Millennials are often called the MTV generation as they grew up with the beloved music channel. MTV displayed radical music and programs, which influenced young millennials in the 1990s. With the birth and exhibition of hip-hop came hip-hop fashion. This could be seen most notably with MC Hammer and Vanilla Ice, as Scott explains. Scott also explains that with the birth of rap and the internet came a war of censorship against millennial’s past times and interests. 

In the early 2000s came war and major disasters in the US. 9/11 and Hurricane Katrina are two of the most notable events of this period and both have stuck with and influenced the lives on millennials. Scott explains that George Bush’s response to Hurricane Katrina was extremely poor. With both disasters happening during Bush’s administration, as well as the invasions of Afghanistan and Iraq, it’s obvious why millennials opt to vote for the Democrats over the Republicans. However, the neo-liberal politics of Obama and the candidacy of Hillary Clinton have disenfranchised millennials. That was, of course, until Bernie Sanders showed his hand. Sanders arrived in the adulthood of millennials. He showed that politics can be done differently. A socialist way. Who would’ve thought an American socialist would win 23 states in the Democratic primaries? The reason was quite simple – millennials. Perhaps, as Scott pointed out, this is because of the number of internships, temp jobs and work experience that millennials have had to take due to the complete lack of full-time and fulfilling jobs.

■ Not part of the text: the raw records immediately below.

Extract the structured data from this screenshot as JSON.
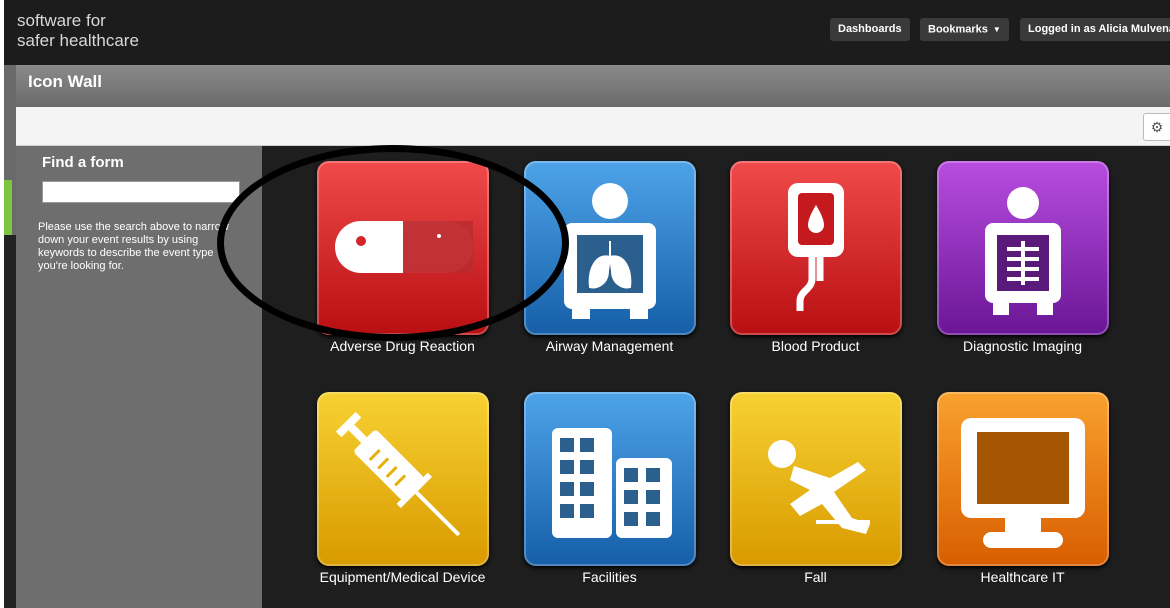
{
  "brand": {
    "text": "software for\nsafer healthcare"
  },
  "nav": {
    "dashboards": "Dashboards",
    "bookmarks": "Bookmarks",
    "user": "Logged in as Alicia Mulvena"
  },
  "panel": {
    "title": "Icon Wall"
  },
  "sidebar": {
    "heading": "Find a form",
    "search_value": "",
    "help": "Please use the search above to narrow down your event results by using keywords to describe the event type you're looking for."
  },
  "tiles": [
    {
      "label": "Adverse Drug Reaction",
      "icon": "pill-icon",
      "color": "#d62528"
    },
    {
      "label": "Airway Management",
      "icon": "lung-xray-icon",
      "color": "#2d7fcc"
    },
    {
      "label": "Blood Product",
      "icon": "blood-bag-icon",
      "color": "#d62528"
    },
    {
      "label": "Diagnostic Imaging",
      "icon": "xray-person-icon",
      "color": "#9b30c9"
    },
    {
      "label": "Equipment/Medical Device",
      "icon": "syringe-icon",
      "color": "#e8b00c"
    },
    {
      "label": "Facilities",
      "icon": "buildings-icon",
      "color": "#2d7fcc"
    },
    {
      "label": "Fall",
      "icon": "falling-person-icon",
      "color": "#e8b00c"
    },
    {
      "label": "Healthcare IT",
      "icon": "monitor-icon",
      "color": "#f07d10"
    }
  ]
}
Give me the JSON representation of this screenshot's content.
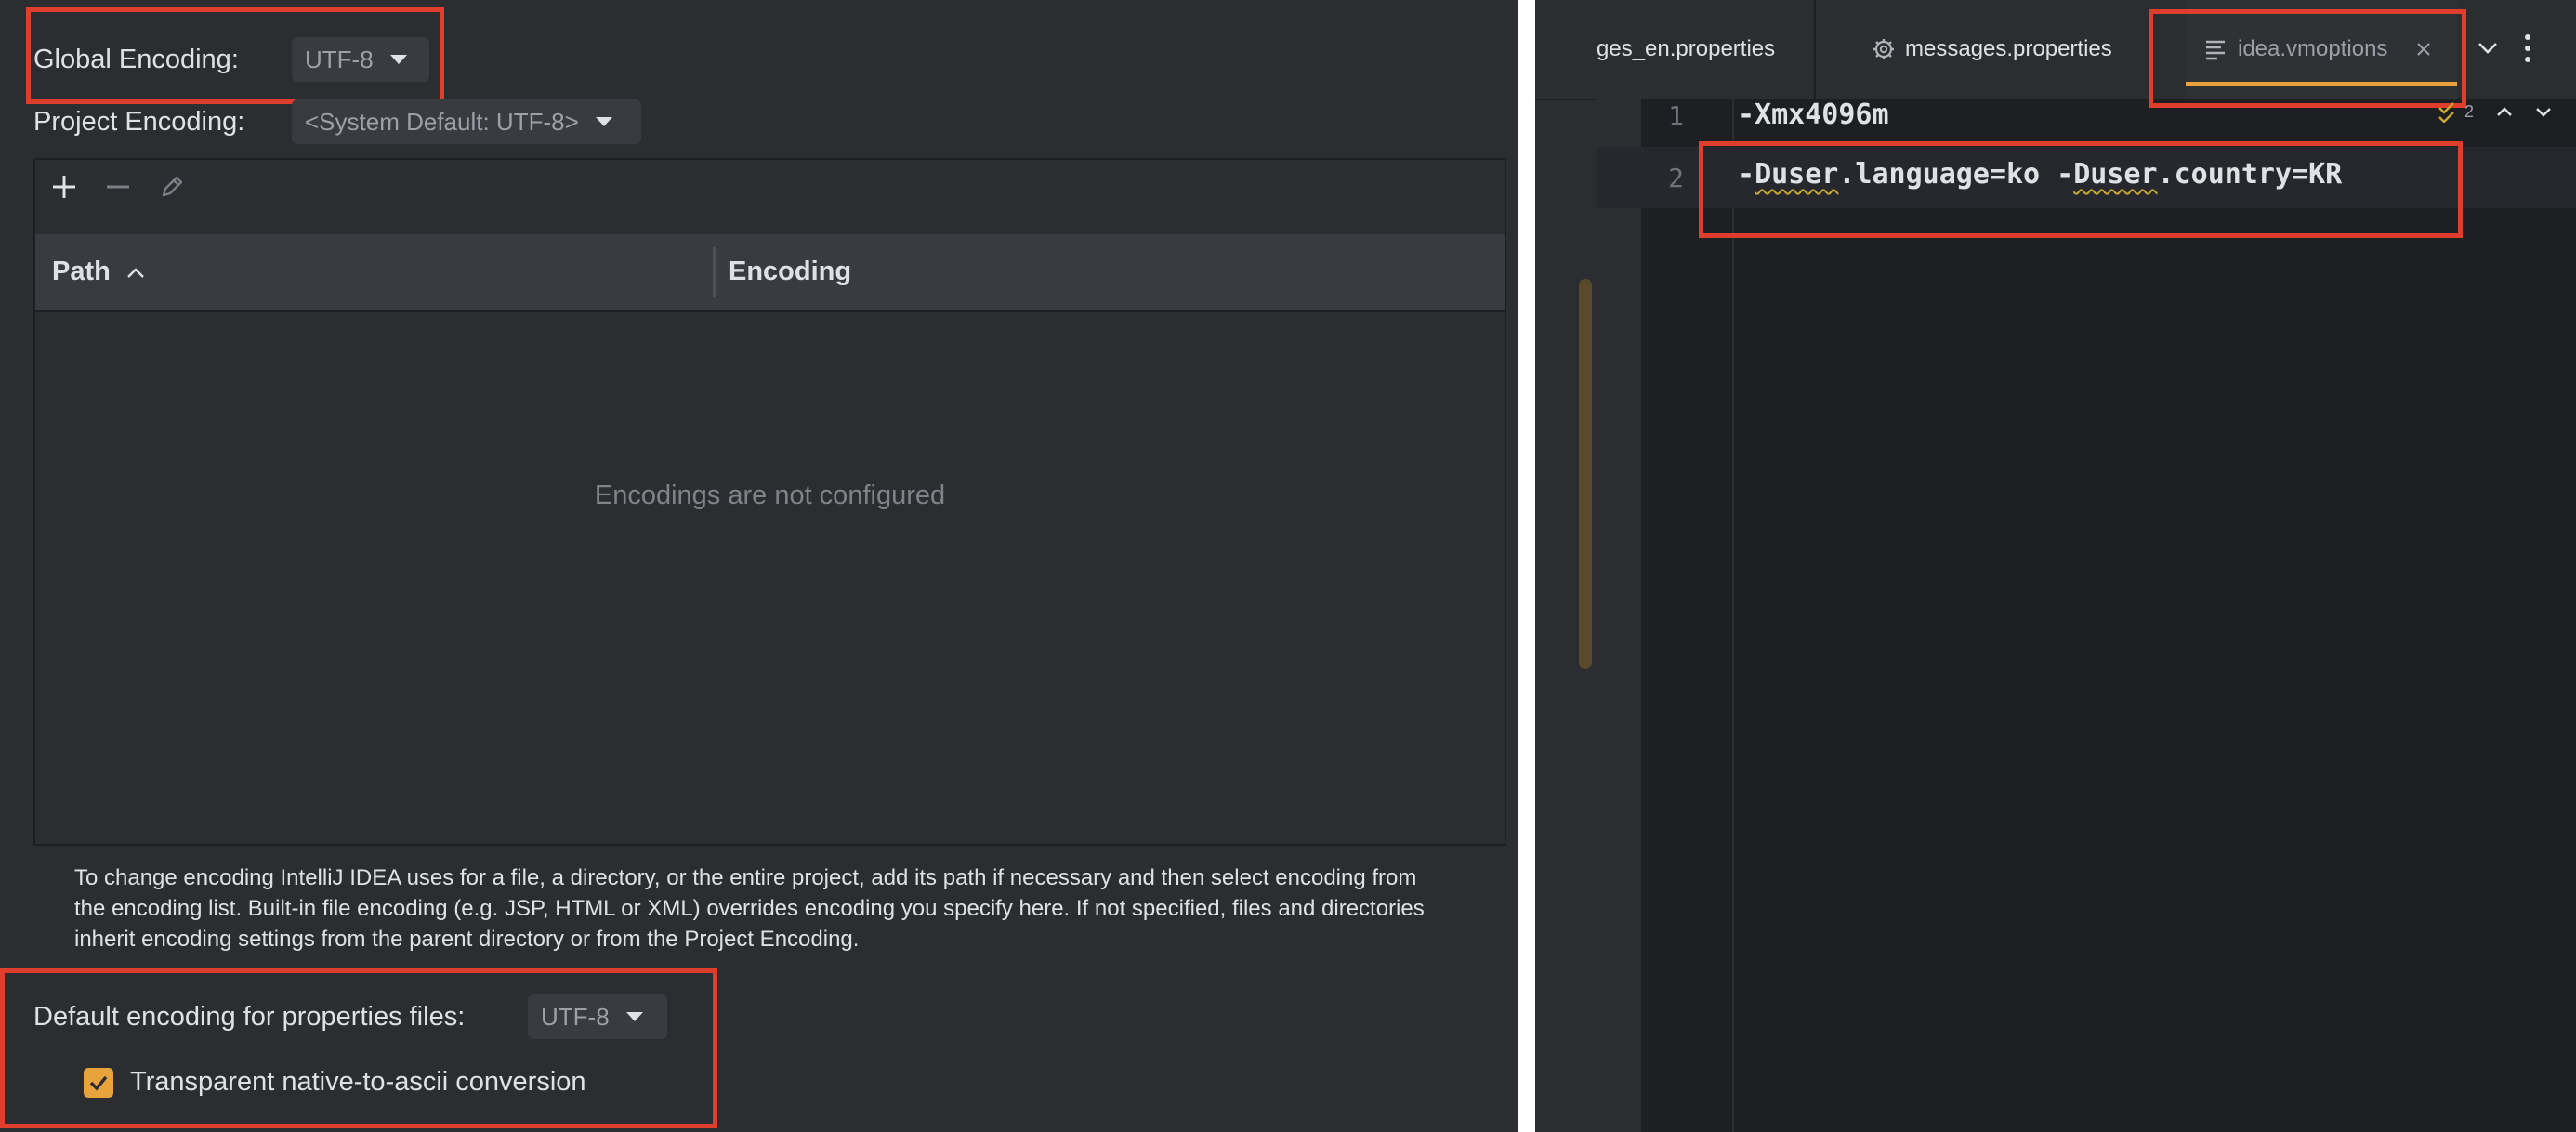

Although I originally thought Scott had just compiled a book of random events from the 80s, 90s and 00s, I soon realised that these events impacted greatly on the minds of millennials and moulded us into the group that we are now. At times, Scott seemed to jump back to the 80s when discussing a different era. Although I’m sure basketball is massive in the lives of Americans, for a Brit reading this, basketball didn’t impact our lives as much if not at all. Luckily for me, as someone who enjoyed basketball in my childhood, I made a connection with this. However, basketball really wasn’t that big for most Brits. That being said, Scott is an American and has written it for Americans as the subheading is ‘A Cultural History of the U.S. from 1982-Present’. I’m not so sure this book is suitable for Brits due to the focus on American popular culture unless, of course, Brits would like to read about America. All in all, Scott has written a well-rounded, well written and nicely separated book. Although the price tag is slightly hefty and some of the points could do with a tiny bit more analysis, it’s an important book. Moreover, Scott comes across as a competent and intelligent writer. ‘Millennials and the Moments that Made Us’ is out in February 2018 by Zero Books.